If another user also clicked on the Add to cart button 4 times, the Total events for this button would be 8. Google Analytics increments the Total Events metric by the number of times the tracking combination has fired.
Event Category: Product Card
Event Action: Click
Event Label: Add to cart
For unique interactions, Google Analytics counts 1 for the first time the event is fired in the session with these dimension values and ignores any additional events with the same values.
So in the case of our Add to Cart button, Unique Events would be 2, one for each customer that clicked within a session. The Total Events metric counts each time the value is sent.
Next, we have Unique Dimension Combinations. This metric counts the number of unique dimension-value combinations for each dimension in a report. This metric will often be close to the value of Unique Events in most cases but can differ depending on the dimensions you use.
Unique Dimension Combinations allow you to combine or group dimensions without needing to update or add additional tracking.
When should you use Unique Dimension Combinations?
Understanding how events fire on your website will help you with figuring out which metric to use.
- If the events are sent to Google Analytics at the same time, Unique Events will match with the Unique Dimension Combinations metric.
- If the events are sent to Google analytics at different times within the session, these metrics will not match and Unique Events will be inflated.
- If in doubt, always use Unique Dimension Combinations, as this should be correct in both circumstances.
Calculating Interaction Rate
If we wanted to understand how many people interact with the Add to Cart button we would first take a look at all of the sessions who have seen the page where the element lives. In Google Analytics you can create a segment for the page where the interaction takes place to find the number of sessions.
Next, we will find out how many Unique Dimension Combinations there are for the event category, action, and label for the event that fires for Add to Cart on the Sock product page.
Create a custom report with Page, Event Category, Event Action, Event Label by Unique Dimension Combinations to find this number.

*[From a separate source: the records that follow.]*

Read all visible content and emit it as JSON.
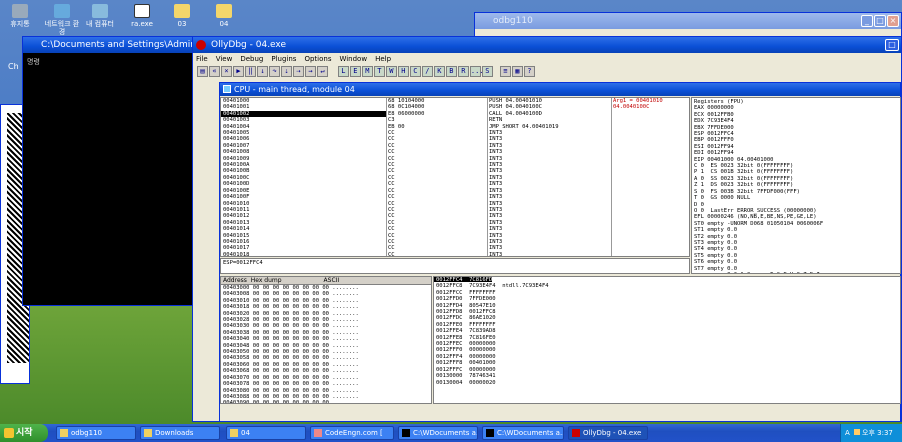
{
  "desktop": {
    "icons": [
      "휴지통",
      "네트워크 환경",
      "내 컴퓨터",
      "ra.exe",
      "03",
      "04"
    ]
  },
  "cmd_window": {
    "title": "C:\\Documents and Settings\\Administr",
    "prompt": "명령"
  },
  "side_panel_text": "Ch",
  "bg_window": {
    "title": "odbg110"
  },
  "olly": {
    "title": "OllyDbg - 04.exe",
    "menu": [
      "File",
      "View",
      "Debug",
      "Plugins",
      "Options",
      "Window",
      "Help"
    ],
    "toolbar_letters": [
      "L",
      "E",
      "M",
      "T",
      "W",
      "H",
      "C",
      "/",
      "K",
      "B",
      "R",
      "...",
      "S"
    ],
    "cpu_title": "CPU - main thread, module 04",
    "disasm_addr": [
      "00401000",
      "00401001",
      "00401002",
      "00401003",
      "00401004",
      "00401005",
      "00401006",
      "00401007",
      "00401008",
      "00401009",
      "0040100A",
      "0040100B",
      "0040100C",
      "0040100D",
      "0040100E",
      "0040100F",
      "00401010",
      "00401011",
      "00401012",
      "00401013",
      "00401014",
      "00401015",
      "00401016",
      "00401017",
      "00401018",
      "00401019",
      "0040101A",
      "0040101B",
      "0040101C",
      "0040101D",
      "0040101E",
      "0040101F",
      "00401020",
      "00401021",
      "00401022",
      "00401023",
      "00401024"
    ],
    "disasm_hex": [
      "68 10104000",
      "68 0C104000",
      "E8 06000000",
      "C3",
      "EB 00",
      "CC",
      "CC",
      "CC",
      "CC",
      "CC",
      "CC",
      "CC",
      "CC",
      "CC",
      "CC",
      "CC",
      "CC",
      "CC",
      "CC",
      "CC",
      "CC",
      "CC",
      "CC",
      "CC",
      "CC",
      "CC",
      "CC",
      "CC",
      "CC",
      "CC",
      "CC",
      "CC",
      "CC",
      "CC",
      "CC",
      "CC",
      "CC"
    ],
    "disasm_ins": [
      "PUSH 04.00401010",
      "PUSH 04.0040100C",
      "CALL 04.0040100D",
      "RETN",
      "JMP SHORT 04.00401019",
      "INT3",
      "INT3",
      "INT3",
      "INT3",
      "INT3",
      "INT3",
      "INT3",
      "INT3",
      "INT3",
      "INT3",
      "INT3",
      "INT3",
      "INT3",
      "INT3",
      "INT3",
      "INT3",
      "INT3",
      "INT3",
      "INT3",
      "INT3",
      "INT3",
      "INT3",
      "INT3",
      "INT3",
      "INT3",
      "INT3",
      "INT3",
      "INT3",
      "INT3",
      "INT3",
      "INT3",
      "INT3"
    ],
    "disasm_cmt": [
      "Arg1 = 00401010",
      "04.0040100C",
      ""
    ],
    "info_line": "ESP=0012FFC4",
    "registers": [
      "Registers (FPU)",
      "EAX 00000000",
      "ECX 0012FFB0",
      "EDX 7C93E4F4",
      "EBX 7FFDE000",
      "ESP 0012FFC4",
      "EBP 0012FFF0",
      "ESI 0012FF94",
      "EDI 0012FF94",
      "",
      "EIP 00401000 04.00401000",
      "",
      "C 0  ES 0023 32bit 0(FFFFFFFF)",
      "P 1  CS 001B 32bit 0(FFFFFFFF)",
      "A 0  SS 0023 32bit 0(FFFFFFFF)",
      "Z 1  DS 0023 32bit 0(FFFFFFFF)",
      "S 0  FS 003B 32bit 7FFDF000(FFF)",
      "T 0  GS 0000 NULL",
      "D 0",
      "O 0  LastErr ERROR_SUCCESS (00000000)",
      "",
      "EFL 00000246 (NO,NB,E,BE,NS,PE,GE,LE)",
      "",
      "ST0 empty -UNORM D068 01050104 0060006F",
      "ST1 empty 0.0",
      "ST2 empty 0.0",
      "ST3 empty 0.0",
      "ST4 empty 0.0",
      "ST5 empty 0.0",
      "ST6 empty 0.0",
      "ST7 empty 0.0",
      "          3 2 1 0      E S P U O Z D I",
      "FST 0000  Cond 0 0 0 0  Err 0 0 0 0 0 0 0 0",
      "FCW 027F  Prec NEAR,53  Mask    1 1 1 1 1 1"
    ],
    "dump_headers": [
      "Address",
      "Hex dump",
      "ASCII"
    ],
    "dump_rows": [
      "00403000 00 00 00 00 00 00 00 00 ........",
      "00403008 00 00 00 00 00 00 00 00 ........",
      "00403010 00 00 00 00 00 00 00 00 ........",
      "00403018 00 00 00 00 00 00 00 00 ........",
      "00403020 00 00 00 00 00 00 00 00 ........",
      "00403028 00 00 00 00 00 00 00 00 ........",
      "00403030 00 00 00 00 00 00 00 00 ........",
      "00403038 00 00 00 00 00 00 00 00 ........",
      "00403040 00 00 00 00 00 00 00 00 ........",
      "00403048 00 00 00 00 00 00 00 00 ........",
      "00403050 00 00 00 00 00 00 00 00 ........",
      "00403058 00 00 00 00 00 00 00 00 ........",
      "00403060 00 00 00 00 00 00 00 00 ........",
      "00403068 00 00 00 00 00 00 00 00 ........",
      "00403070 00 00 00 00 00 00 00 00 ........",
      "00403078 00 00 00 00 00 00 00 00 ........",
      "00403080 00 00 00 00 00 00 00 00 ........",
      "00403088 00 00 00 00 00 00 00 00 ........",
      "00403090 00 00 00 00 00 00 00 00 ........"
    ],
    "stack_rows": [
      "0012FFC4  7C816FD7  RETURN to kernel32.7C816FD7",
      "0012FFC8  7C93E4F4  ntdll.7C93E4F4",
      "0012FFCC  FFFFFFFF",
      "0012FFD0  7FFDE000",
      "0012FFD4  80547E10",
      "0012FFD8  0012FFC8",
      "0012FFDC  86AE1020",
      "0012FFE0  FFFFFFFF",
      "0012FFE4  7C839AD8",
      "0012FFE8  7C816FE0",
      "0012FFEC  00000000",
      "0012FFF0  00000000",
      "0012FFF4  00000000",
      "0012FFF8  00401000",
      "0012FFFC  00000000",
      "00130000  78746341",
      "00130004  00000020"
    ]
  },
  "taskbar": {
    "start": "시작",
    "items": [
      "odbg110",
      "Downloads",
      "04",
      "CodeEngn.com [",
      "C:\\WDocuments a...",
      "C:\\WDocuments a...",
      "OllyDbg - 04.exe"
    ],
    "clock": "오후 3:37",
    "lang": "A"
  },
  "colors": {
    "titlebar": "#0a4fd6",
    "desktop_sky": "#3e73c4",
    "highlight": "#c00000"
  }
}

In this example, 100 sessions saw the Sock product page and 80 Unique Dimension Combinations were sent to GA for the interaction of Click Add to Cart.
Now we can divide unique dimension combinations by Sessions * 100 to calculate the interaction rate. The answer for our example would be 80%.
Another useful measure is the average number of times an element is interacted with, within a session. (Avg Clicks) This is used to understand pain points.
If an element that should only be clicked once or twice has a high number of avg. clicks this can be an indication of either the user becoming stuck or clicking out of frustration.
What is interaction?
The analysis of behavioral events captured using tags on a website.
Where can I find events in Google Analytics?
In a custom report or stored under Behaviour > Events in the interface.
- Total Events
- Unique Events
- Unique Dimension Combinations
What are Unique Dimension Combinations and when should I use them?
The unique number of sessions that have interacted with a combination of events.
Best practice — use all the time when measuring unique interaction.